*The task*.
Find every line in the records below that holds the word "Time", and copy it out.

*Items from an interface collection*.
***

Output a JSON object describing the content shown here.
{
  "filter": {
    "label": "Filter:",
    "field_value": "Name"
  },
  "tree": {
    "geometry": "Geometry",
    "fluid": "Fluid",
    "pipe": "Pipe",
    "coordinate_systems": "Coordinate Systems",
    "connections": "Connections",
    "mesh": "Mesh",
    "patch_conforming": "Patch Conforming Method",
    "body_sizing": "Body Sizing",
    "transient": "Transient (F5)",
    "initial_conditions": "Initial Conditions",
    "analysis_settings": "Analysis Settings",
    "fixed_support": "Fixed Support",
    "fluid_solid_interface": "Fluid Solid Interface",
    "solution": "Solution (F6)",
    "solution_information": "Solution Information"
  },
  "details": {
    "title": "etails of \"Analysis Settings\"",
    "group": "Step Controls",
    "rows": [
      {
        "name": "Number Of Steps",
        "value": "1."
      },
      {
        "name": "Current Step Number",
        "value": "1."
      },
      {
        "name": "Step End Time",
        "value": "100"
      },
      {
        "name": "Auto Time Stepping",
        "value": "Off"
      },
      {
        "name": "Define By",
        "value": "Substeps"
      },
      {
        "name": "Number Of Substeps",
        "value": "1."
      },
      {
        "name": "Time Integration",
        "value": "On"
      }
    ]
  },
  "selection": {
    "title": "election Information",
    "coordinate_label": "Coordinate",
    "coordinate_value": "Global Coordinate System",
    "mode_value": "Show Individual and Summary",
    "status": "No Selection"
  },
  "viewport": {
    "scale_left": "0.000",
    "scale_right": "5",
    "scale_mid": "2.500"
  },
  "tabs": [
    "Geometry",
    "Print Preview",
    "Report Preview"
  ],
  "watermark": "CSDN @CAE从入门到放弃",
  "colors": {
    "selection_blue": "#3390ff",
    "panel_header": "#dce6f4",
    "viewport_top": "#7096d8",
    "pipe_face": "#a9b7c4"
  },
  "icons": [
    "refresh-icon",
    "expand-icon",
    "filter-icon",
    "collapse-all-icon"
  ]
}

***

*Task result*.
        "name": "Step End Time",
        "name": "Auto Time Stepping",
        "name": "Time Integration",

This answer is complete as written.